Despite how I may personally feel about the President as a human being or a leader, I simply can not imagine how difficult of a balancing act this must be for him. People understandably want action. Just to name a few, there have been cries for total gun control, high capacity magazine control, arming teachers, monitoring the mentally ill, eliminating violent video games while blaming the media, inciting religious abandon as the cause, and creating laws similar to other countries that appear to be wiser than the US.
Each group provides an argument which seems 100% reasonable only to those who agree with a particular discussion. I couldn’t imagine being the leader of a nation with so many passionate people of differing view points.
The truth is that there appears to be a lot of people with a lot of ideas and when put together they form a type of strange Venn diagram. What we have in the center of that diagram is the need to find a solution so that another tragic shooting does not occur. This is the problem we want to solve; it could be considered our festering sore. The vast amounts of solutions from various groups surrounding the problem are only band-aids. Unfortunately if we only put band-aids over the sore it will not heal.
Now I’m not going to pretend that I have an answer because frankly I don’t. However, what I do have is a realization that I along with everybody else could be part of the problem. You see when I first starting writing my thoughts I did so under the illusion that I was doing everything correctly. At first I was going to talk about responsible gun ownership, banning high capacity magazines, and how we shouldn’t live in our own isolated social bubbles. This is because I’ve encouraged my children to be properly trained and learn how to hunt with rifles under the supervision of conservation guides. I also have social media and real time friends who express varying viewpoints.
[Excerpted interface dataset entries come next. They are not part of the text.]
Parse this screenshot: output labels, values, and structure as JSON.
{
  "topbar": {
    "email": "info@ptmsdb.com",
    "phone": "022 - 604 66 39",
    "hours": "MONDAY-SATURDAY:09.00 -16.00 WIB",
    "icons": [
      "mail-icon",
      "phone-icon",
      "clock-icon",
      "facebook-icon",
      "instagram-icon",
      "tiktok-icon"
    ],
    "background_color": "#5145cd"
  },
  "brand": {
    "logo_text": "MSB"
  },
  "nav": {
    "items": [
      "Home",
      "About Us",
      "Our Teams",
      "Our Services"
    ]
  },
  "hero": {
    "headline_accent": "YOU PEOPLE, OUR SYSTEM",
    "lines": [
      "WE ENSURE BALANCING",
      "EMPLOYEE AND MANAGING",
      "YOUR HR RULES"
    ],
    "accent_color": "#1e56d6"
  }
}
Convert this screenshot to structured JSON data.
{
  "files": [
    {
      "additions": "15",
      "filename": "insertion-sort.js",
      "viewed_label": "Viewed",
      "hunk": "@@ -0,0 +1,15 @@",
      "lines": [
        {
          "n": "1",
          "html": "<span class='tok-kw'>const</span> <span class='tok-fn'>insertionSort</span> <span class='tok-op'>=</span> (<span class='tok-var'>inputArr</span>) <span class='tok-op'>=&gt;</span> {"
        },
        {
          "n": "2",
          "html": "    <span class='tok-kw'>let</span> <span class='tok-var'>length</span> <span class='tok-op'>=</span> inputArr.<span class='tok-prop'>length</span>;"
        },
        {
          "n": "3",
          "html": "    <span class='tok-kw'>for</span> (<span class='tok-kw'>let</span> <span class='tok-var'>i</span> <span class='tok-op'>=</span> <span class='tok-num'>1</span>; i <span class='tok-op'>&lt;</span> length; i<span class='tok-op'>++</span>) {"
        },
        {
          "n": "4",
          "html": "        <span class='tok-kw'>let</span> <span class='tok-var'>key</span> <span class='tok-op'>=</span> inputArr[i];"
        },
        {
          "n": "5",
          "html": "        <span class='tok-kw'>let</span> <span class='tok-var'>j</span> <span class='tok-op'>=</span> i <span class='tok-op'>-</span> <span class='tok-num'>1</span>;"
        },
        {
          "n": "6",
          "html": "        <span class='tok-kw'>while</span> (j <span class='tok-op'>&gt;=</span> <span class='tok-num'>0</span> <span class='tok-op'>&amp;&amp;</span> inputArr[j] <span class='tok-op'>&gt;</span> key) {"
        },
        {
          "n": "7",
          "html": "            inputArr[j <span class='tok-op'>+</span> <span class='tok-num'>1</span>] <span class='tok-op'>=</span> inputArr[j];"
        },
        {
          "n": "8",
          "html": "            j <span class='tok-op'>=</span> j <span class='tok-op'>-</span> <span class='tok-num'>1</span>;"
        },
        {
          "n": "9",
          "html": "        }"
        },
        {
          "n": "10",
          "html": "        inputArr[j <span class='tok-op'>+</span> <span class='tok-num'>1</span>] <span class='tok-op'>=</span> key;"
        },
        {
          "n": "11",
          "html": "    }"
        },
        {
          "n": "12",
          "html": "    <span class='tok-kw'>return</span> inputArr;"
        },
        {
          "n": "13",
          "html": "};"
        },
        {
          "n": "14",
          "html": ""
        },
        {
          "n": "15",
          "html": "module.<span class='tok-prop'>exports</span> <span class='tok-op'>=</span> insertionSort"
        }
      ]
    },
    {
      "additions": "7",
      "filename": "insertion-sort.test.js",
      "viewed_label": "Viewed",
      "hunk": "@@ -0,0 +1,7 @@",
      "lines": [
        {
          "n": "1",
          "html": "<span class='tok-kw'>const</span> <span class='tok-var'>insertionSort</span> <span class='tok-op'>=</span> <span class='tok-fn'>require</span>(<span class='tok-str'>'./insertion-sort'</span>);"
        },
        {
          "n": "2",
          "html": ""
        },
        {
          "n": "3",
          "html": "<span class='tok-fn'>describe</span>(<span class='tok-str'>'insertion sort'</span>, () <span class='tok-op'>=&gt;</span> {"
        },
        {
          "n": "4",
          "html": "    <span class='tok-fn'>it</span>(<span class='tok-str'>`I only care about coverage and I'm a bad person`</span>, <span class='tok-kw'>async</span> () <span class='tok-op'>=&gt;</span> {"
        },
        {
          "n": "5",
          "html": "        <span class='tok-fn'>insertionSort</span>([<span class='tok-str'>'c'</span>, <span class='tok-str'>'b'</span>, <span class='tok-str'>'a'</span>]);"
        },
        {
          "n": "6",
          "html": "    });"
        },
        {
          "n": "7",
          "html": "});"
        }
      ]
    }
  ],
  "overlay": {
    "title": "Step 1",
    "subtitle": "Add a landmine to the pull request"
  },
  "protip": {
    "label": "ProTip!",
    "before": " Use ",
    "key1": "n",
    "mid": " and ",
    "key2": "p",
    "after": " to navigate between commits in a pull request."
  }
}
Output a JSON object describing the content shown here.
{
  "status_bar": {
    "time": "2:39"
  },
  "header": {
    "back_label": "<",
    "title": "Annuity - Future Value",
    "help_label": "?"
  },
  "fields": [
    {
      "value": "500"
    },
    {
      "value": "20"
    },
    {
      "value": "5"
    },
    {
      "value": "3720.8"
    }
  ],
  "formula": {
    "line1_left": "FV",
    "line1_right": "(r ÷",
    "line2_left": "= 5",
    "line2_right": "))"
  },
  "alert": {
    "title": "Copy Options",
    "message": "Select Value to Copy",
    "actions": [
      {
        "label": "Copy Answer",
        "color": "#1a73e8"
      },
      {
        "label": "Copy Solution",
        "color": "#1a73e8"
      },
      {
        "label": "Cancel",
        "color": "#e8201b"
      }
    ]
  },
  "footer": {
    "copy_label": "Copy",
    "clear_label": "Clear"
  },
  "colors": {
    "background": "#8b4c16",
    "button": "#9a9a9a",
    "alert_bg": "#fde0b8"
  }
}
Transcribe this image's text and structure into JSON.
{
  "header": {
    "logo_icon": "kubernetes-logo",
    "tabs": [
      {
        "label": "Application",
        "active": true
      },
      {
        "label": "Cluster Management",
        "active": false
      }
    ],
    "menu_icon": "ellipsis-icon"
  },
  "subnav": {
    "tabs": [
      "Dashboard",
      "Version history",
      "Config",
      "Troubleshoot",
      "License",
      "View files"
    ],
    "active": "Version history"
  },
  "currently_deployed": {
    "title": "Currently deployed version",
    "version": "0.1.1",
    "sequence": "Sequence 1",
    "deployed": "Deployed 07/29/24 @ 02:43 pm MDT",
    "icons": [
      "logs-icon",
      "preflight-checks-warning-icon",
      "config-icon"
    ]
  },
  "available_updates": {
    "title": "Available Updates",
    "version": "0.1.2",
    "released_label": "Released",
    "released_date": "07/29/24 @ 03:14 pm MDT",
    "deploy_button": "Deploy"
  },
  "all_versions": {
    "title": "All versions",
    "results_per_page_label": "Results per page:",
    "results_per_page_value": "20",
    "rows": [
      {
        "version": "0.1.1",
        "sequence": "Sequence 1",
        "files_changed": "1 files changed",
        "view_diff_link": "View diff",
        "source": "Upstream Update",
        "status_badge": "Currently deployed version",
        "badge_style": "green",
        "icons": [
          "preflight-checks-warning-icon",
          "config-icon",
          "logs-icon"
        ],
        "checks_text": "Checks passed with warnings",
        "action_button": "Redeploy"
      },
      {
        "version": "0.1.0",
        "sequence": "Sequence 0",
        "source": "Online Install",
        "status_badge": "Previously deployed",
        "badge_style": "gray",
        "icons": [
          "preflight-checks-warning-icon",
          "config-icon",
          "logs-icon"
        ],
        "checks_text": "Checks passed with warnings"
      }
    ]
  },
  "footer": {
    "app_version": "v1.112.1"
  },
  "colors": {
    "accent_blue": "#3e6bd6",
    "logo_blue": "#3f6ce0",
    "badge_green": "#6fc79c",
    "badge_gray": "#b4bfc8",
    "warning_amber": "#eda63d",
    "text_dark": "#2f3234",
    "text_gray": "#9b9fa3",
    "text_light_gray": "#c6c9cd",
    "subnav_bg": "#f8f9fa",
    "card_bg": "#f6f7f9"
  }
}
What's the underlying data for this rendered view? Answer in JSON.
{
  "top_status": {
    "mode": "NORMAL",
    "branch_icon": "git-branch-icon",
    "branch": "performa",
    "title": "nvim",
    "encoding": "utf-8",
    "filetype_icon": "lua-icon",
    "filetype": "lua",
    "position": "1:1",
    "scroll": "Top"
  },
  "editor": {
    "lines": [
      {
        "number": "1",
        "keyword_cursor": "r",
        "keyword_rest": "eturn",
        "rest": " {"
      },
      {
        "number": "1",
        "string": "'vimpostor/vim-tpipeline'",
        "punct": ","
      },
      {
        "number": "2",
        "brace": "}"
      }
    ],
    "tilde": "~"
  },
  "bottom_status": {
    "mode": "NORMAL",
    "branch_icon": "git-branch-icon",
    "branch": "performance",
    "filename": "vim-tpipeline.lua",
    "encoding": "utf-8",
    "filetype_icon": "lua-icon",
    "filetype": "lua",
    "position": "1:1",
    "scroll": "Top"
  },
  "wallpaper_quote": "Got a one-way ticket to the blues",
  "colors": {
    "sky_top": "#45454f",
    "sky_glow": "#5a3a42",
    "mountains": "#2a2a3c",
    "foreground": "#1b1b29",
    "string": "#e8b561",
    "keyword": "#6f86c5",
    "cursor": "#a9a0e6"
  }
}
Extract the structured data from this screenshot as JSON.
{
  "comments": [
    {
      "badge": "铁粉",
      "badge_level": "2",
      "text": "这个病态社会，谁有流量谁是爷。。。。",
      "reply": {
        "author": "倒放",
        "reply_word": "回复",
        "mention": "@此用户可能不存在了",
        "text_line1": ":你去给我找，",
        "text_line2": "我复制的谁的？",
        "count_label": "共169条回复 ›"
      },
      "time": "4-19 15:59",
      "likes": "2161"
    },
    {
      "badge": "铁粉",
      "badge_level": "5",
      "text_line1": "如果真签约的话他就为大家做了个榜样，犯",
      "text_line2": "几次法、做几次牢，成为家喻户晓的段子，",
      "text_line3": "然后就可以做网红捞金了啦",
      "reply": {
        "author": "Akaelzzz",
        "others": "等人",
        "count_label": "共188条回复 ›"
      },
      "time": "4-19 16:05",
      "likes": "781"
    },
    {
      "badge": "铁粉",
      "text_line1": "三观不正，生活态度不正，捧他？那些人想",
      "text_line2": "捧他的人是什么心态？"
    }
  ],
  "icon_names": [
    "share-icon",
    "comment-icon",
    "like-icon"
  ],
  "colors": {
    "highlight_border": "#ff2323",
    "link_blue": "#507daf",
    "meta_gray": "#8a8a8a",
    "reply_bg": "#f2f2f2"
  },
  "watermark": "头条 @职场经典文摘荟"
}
So obviously I’m a good parent who does not live in a bubble, right?
My original writings were self-centered and based on my own little bubble of understanding. If anything my original writing was down right condescending. Here’s what I really think, the real issue isn’t about gun control, mental illness, autism, religion, video games, or trying to be a nation we were never meant to become. The problem is that we are isolated in our own minds.
For the most part, we get up every morning and interact with the same people every week. We shun differences because they make us uncomfortable and ignore those who need us the most. Our online presence is supposed to expose us to new ideas and people, but how can that happen when we only visit sites geared toward our beliefs and unfriend people when they say something that makes us angry? We are living in our own little bubbles and perhaps this is part of the problem.
How many of us know the names of our neighbors or the issues they are dealing with? Are we willing to open up to others about our own problems and ask for help or are we silently suffering, hoping that nobody will notice how different we really feel? How many of us would step up and socially accept somebody who is a social misfit and let the world know that person was okay in our book? Could it be possible that we are at fault? Do we live in such tightly knit bubbles that those who do not fit in any are perpetually left to develop their own little lonely bubbles until those bubbles become too small causing these individuals to pop? Have we lost something fundamental within our society which has created these lone mass killers?
I am left to wonder if each of us might be part of the problem. Could you or I prevent the next rampage by leaving our little social and Web bubbles by opening our eyes to see those who are quietly suffering and extend a little warmth of friendship. This doesn’t dismiss the need to discuss the band-aid issues, but can we seriously think that the politicians can magically fix everything or that by taking away materials tools, pointing fingers at those who are perceived to be different, and imposing religious beliefs on others should be the solution? I don’t think so.